IN SERVICE OF LIFE
The Rev. Fletcher Harper is an Episcopal priest and GreenFaith’s Executive Director. Under his leadership, GreenFaith has developed innovative programs linking religious belief and practice to the environment. An award-winning spiritual writer and nationally-recognized preacher on the environment, he teaches and speaks at houses of worship from a range of denominations nationally and internationally about the moral, spiritual basis for environmental stewardship and justice. He is an Ashoka fellow (2011) and author of GreenFaith: Mobilizing God’s People to Protect the Planet (Abingdon Press, 2015). A graduate of Princeton University and Union Theological Seminary Fletcher served as a parish priest for ten years in leadership positions in the Episcopal Church before becoming GreenFaith’s leader.
How and why do you contribute to environmental conservation on personal and professional levels?
By a combination of living my own environmentally responsible life in terms of my own consumption habits, doing my best to reduce my carbon footprint, eating vegetarian, being responsible and working on an organizational level with GreenFaith. Through leadership programs and campaigns, we try to encourage more religious leaders to step into those behaviors and to advocate for policies.
I try to do it both individually and institutionally.
Do religious leaders have more of an impact when they speak to their congregations than someone people see on TV or something they read in a magazine? Religious leaders are so revered by their congregations…
The way that religious leaders can create change is because congregations are communities, so the way that change works is not that the leader gives one talk and everything changes; it’s the way they preach over time and monitor the habits of institution. Because people are members of that relationship it gives people a chance to change their habits also. I think that religious congregations are really well suited to support environmental protection but it is through the cumulative impact of teaching relationships and changing behaviors. It’s a cumulative process rather than just a one-time kind of thing.
GreenFaith is an interfaith coalition for the environment that was founded in 1992. It works with houses of worship, religious schools and people of all faiths to help them become better environmental stewards. It believes in addressing environmental issues holistically, and is committed to being a one-stop shop for the resources and tools religious institutions need to engage environmental issues and become religious-environmental leaders. www.greenfaith.org
What about how we treat animals on individual animals? Do we see that they have a soul? How do we not have a little bit of self-loathing for how we treat these sentient beings?
The cruelty that animals suffer at our hands is unthinkable. Even though there are some people who are critical of certain animal rights groups for being overly aggressive, but my feeling is God bless them for making us aware of and making it unavoidable for us in terms of what is really happening. Religious groups need to reckon with that. We all need to reckon with that. It’s horrific. This is not at all scientific but I find that when I talk to people about why they eat less meat or why they’ve gone vegetarian they feel appalled and violated by what happens to animals in factory farms and they can’t stand the cruelty. It’s that more than the carbon footprint of the meat it’s that they owe a duty and respect to other sentient creatures that makes them make that change. On an individual level people can’t help but love animals. It’s something that is first nature for us.
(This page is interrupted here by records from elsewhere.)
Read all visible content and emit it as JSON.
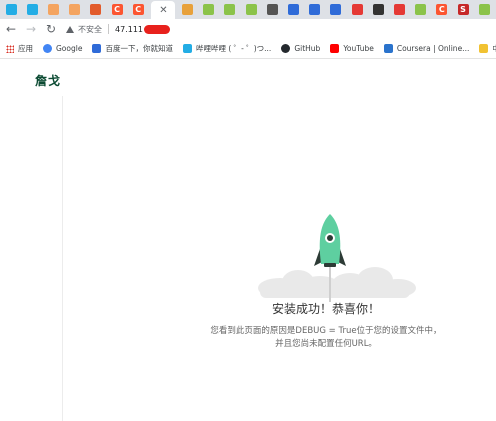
{
  "tabs": [
    {
      "icon": "bilibili-icon",
      "color": "#23ade5",
      "glyph": ""
    },
    {
      "icon": "bilibili-icon",
      "color": "#23ade5",
      "glyph": ""
    },
    {
      "icon": "code-icon",
      "color": "#f4a460",
      "glyph": ""
    },
    {
      "icon": "code-icon",
      "color": "#f4a460",
      "glyph": ""
    },
    {
      "icon": "flame-icon",
      "color": "#e25b2b",
      "glyph": ""
    },
    {
      "icon": "csdn-icon",
      "color": "#fc5531",
      "glyph": "C"
    },
    {
      "icon": "csdn-icon",
      "color": "#fc5531",
      "glyph": "C"
    },
    {
      "icon": "close-icon",
      "active": true,
      "glyph": "✕"
    },
    {
      "icon": "chart-icon",
      "color": "#e8a13b",
      "glyph": ""
    },
    {
      "icon": "android-icon",
      "color": "#8bc34a",
      "glyph": ""
    },
    {
      "icon": "android-icon",
      "color": "#8bc34a",
      "glyph": ""
    },
    {
      "icon": "android-icon",
      "color": "#8bc34a",
      "glyph": ""
    },
    {
      "icon": "book-icon",
      "color": "#555555",
      "glyph": ""
    },
    {
      "icon": "paw-icon",
      "color": "#2f6bd8",
      "glyph": ""
    },
    {
      "icon": "paw-icon",
      "color": "#2f6bd8",
      "glyph": ""
    },
    {
      "icon": "paw-icon",
      "color": "#2f6bd8",
      "glyph": ""
    },
    {
      "icon": "colorful-icon",
      "color": "#e53935",
      "glyph": ""
    },
    {
      "icon": "omega-icon",
      "color": "#333333",
      "glyph": ""
    },
    {
      "icon": "home-icon",
      "color": "#e53935",
      "glyph": ""
    },
    {
      "icon": "android-icon",
      "color": "#8bc34a",
      "glyph": ""
    },
    {
      "icon": "csdn-icon",
      "color": "#fc5531",
      "glyph": "C"
    },
    {
      "icon": "s-icon",
      "color": "#c62828",
      "glyph": "S"
    },
    {
      "icon": "android-icon",
      "color": "#8bc34a",
      "glyph": ""
    }
  ],
  "toolbar": {
    "insecure_label": "不安全",
    "url": "47.111"
  },
  "bookmarks": [
    {
      "label": "应用",
      "icon": "apps-icon",
      "color": "#d93025"
    },
    {
      "label": "Google",
      "icon": "google-icon",
      "color": "#4285f4"
    },
    {
      "label": "百度一下，你就知道",
      "icon": "baidu-icon",
      "color": "#2f6bd8"
    },
    {
      "label": "哔哩哔哩 ( ゜- ゜)つ...",
      "icon": "bilibili-icon",
      "color": "#23ade5"
    },
    {
      "label": "GitHub",
      "icon": "github-icon",
      "color": "#24292e"
    },
    {
      "label": "YouTube",
      "icon": "youtube-icon",
      "color": "#ff0000"
    },
    {
      "label": "Coursera | Online...",
      "icon": "coursera-icon",
      "color": "#2a73cc"
    },
    {
      "label": "中",
      "icon": "folder-icon",
      "color": "#f1c232"
    }
  ],
  "page": {
    "brand": "詹戈",
    "headline": "安装成功！恭喜你！",
    "description": "您看到此页面的原因是DEBUG = True位于您的设置文件中，并且您尚未配置任何URL。"
  },
  "colors": {
    "brand": "#0c4b33",
    "rocket_body": "#5ecfa0",
    "rocket_fin": "#2d3b36",
    "cloud": "#e4e4e4"
  }
}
I don’t think information changes people for the most part, I think relationships do.
So, adopting a shelter animal or getting people in front of individual animals helps to foster that love and that may help people go vegetarian or vegan?
Everyone has a sense of their own identity. This is how change happens. By helping regular contact with animals and the natural world and their well-being becomes part of people’s identity. If I see bad treatment it feels like a violation of my own identity. I don’t think information changes people for the most part, I think relationships do.
Why do you devote so much time to this issue?
When I was growing up and all through my life many of my most meaningful spiritual experiences have happened outdoors and in relationship to animals.
I don’t think I’m alone in this but I don’t think most people think about it that way. My work is definitely based on the sense that the earth is sacred. There is a bigger soul out there that is what Christians and Muslims and Jews call God’s Creation and that my calling in life was to try to awaken a sense of that.
For me, it was functioning as a religious leader and this is a calling within a calling. So many people have had these experiences outdoors. These experiences are transformative. People are moved to the deepest part of their being.
Any last thoughts?
More than anything, what I want people to know are that the feelings of love and connection and kinship they have with animals and the natural world are genuinely sacred, and I feel very moved saying that.
This is about the core of who we are as human beings and what is at stake with this works is the protection of other creatures that have feelings and the protection of our shared home. It is God’s holy and sacred work. So that to me is what most important to realize. It’s not optional.
The feelings of love and connection and kinship people have with animals and the natural world are genuinely sacred.
Interviewed by Melissa Foss, freelance Freelance content creator with experience in magazines, PR, hosting and digital; eco-style expert supporting no animal testing.
No part of this interview can be reproduced without citing Thinking Animals United.